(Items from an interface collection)

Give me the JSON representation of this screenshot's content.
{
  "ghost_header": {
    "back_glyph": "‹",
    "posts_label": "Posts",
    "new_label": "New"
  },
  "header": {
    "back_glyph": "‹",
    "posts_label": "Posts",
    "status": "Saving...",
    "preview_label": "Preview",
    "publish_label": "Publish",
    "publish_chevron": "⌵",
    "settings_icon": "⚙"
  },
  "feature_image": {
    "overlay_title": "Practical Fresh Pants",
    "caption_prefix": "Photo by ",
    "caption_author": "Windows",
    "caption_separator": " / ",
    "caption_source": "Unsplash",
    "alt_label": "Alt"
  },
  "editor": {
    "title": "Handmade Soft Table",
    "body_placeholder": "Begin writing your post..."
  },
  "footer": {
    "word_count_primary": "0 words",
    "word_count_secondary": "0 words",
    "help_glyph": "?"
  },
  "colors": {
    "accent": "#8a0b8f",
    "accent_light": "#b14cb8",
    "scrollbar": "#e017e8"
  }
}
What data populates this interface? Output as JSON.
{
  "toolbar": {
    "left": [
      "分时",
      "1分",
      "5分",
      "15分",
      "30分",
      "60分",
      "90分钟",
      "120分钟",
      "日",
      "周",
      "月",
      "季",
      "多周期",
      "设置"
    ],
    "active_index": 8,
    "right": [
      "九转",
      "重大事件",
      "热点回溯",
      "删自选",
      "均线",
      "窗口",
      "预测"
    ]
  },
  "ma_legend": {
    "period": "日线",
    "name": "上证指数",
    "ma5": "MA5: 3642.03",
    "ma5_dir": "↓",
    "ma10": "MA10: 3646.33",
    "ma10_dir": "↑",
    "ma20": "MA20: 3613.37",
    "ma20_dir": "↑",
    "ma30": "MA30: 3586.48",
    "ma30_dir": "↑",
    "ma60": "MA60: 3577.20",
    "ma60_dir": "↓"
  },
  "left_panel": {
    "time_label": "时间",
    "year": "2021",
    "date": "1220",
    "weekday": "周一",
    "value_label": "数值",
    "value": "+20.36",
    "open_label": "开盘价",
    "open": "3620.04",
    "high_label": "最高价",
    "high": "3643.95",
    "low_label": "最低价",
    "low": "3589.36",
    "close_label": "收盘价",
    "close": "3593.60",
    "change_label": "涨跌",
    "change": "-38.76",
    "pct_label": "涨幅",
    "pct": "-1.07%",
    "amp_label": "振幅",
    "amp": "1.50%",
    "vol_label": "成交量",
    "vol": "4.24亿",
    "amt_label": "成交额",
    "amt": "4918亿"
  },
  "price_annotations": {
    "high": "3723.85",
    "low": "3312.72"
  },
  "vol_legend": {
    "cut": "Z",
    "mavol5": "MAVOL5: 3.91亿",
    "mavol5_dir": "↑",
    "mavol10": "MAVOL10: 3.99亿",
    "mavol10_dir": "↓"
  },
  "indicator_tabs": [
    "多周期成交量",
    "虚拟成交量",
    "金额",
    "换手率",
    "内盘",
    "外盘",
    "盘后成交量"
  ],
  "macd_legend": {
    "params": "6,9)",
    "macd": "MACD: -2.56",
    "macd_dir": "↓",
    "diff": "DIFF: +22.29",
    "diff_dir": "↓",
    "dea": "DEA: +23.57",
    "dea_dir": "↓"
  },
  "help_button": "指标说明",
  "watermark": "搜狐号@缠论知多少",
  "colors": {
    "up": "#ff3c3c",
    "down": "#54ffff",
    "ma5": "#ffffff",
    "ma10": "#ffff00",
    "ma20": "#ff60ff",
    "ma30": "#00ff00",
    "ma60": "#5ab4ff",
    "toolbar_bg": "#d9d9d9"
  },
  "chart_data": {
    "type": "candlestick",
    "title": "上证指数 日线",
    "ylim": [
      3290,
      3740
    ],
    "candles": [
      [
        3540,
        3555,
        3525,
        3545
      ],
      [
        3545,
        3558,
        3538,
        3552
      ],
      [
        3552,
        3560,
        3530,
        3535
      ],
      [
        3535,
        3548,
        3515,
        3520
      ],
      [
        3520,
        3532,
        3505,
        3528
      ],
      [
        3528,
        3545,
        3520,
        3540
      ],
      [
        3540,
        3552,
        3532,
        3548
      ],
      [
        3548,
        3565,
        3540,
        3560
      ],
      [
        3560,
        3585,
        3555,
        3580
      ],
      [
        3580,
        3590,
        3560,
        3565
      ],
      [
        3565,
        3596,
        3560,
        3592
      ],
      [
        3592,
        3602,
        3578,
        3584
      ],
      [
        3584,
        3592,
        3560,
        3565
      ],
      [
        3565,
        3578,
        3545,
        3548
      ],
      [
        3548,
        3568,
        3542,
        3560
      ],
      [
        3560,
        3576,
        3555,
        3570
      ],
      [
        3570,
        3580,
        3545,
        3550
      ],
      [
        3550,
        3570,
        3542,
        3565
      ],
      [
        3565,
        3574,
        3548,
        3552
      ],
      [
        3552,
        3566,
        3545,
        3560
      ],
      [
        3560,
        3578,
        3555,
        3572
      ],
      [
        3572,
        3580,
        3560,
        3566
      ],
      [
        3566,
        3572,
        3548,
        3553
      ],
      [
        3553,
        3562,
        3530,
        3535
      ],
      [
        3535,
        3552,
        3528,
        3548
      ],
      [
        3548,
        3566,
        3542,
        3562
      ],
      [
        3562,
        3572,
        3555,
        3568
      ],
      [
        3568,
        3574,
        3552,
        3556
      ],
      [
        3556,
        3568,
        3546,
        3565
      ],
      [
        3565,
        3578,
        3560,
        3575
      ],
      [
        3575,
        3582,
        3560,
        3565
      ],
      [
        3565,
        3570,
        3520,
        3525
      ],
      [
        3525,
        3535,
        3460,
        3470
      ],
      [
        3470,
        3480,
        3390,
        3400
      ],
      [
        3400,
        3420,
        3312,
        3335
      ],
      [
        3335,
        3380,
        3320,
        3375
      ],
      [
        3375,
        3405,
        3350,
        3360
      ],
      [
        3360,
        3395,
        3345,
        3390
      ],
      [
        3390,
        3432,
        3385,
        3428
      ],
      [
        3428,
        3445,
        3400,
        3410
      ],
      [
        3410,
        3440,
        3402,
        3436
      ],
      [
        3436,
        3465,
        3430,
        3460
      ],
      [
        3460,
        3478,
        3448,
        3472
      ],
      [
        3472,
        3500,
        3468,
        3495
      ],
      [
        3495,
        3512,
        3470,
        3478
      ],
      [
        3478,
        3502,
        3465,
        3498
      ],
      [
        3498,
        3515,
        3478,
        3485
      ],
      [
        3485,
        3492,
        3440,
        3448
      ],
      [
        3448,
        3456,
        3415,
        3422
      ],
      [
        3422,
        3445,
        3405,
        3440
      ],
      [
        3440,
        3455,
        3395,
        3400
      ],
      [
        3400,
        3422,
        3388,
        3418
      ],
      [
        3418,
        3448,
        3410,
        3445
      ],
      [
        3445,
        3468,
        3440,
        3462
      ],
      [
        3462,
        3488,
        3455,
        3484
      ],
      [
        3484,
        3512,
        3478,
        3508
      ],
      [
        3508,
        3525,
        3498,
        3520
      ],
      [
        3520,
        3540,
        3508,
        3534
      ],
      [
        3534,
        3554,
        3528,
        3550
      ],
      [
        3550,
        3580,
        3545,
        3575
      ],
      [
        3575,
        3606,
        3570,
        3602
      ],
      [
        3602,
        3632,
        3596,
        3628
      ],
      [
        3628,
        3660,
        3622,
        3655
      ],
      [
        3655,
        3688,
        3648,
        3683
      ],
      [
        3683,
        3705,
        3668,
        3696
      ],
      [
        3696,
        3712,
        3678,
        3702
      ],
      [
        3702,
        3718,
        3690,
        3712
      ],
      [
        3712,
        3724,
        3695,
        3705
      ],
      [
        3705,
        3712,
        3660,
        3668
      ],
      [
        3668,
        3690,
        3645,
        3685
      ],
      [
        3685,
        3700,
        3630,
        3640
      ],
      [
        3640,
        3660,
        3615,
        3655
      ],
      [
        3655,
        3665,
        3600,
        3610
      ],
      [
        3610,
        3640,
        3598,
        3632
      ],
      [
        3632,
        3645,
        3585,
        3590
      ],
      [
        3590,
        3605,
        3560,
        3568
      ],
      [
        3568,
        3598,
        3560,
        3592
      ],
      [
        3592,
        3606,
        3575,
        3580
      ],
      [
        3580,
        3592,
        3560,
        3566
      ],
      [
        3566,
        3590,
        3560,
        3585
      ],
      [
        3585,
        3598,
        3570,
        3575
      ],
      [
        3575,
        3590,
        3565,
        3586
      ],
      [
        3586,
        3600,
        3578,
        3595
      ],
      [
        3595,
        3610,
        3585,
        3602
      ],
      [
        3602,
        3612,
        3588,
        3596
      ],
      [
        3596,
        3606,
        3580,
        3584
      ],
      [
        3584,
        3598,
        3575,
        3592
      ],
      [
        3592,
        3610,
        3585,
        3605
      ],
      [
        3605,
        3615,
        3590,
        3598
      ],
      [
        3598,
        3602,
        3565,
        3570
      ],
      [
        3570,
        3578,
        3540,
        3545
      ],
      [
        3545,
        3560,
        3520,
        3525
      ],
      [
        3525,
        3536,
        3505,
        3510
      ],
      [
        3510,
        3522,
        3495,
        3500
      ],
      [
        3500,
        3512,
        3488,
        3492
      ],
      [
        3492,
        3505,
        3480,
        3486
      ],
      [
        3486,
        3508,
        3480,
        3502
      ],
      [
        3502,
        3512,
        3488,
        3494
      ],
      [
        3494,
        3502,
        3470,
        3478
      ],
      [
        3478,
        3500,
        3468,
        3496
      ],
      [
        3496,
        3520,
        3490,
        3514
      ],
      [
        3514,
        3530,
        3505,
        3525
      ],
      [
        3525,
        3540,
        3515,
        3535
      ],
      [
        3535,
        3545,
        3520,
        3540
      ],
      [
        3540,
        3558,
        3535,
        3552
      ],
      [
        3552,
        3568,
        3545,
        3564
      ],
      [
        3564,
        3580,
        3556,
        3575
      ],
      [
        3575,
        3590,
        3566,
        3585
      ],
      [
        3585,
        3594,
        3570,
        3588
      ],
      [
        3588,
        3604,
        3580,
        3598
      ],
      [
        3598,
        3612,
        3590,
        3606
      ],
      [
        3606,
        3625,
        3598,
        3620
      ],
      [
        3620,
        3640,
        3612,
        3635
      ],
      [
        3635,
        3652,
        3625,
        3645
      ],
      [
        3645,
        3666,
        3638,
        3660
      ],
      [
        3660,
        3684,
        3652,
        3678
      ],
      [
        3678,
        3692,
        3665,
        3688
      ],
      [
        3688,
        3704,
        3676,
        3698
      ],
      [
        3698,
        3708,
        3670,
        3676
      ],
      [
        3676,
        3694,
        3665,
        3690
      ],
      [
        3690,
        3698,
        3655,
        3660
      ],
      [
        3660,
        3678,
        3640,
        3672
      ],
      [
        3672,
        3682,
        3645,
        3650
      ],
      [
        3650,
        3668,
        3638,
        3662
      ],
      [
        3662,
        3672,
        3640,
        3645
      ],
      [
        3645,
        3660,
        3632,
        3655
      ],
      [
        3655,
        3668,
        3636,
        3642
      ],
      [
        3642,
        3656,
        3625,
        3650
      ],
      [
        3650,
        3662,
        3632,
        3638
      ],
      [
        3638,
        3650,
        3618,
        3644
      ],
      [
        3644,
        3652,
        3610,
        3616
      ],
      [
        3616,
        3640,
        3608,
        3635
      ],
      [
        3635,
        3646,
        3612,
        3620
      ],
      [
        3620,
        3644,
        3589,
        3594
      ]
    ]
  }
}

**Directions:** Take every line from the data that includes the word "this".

**Response to the exercise:**
Give me the JSON representation of this screenshot's content.
What data populates this interface? Output as JSON.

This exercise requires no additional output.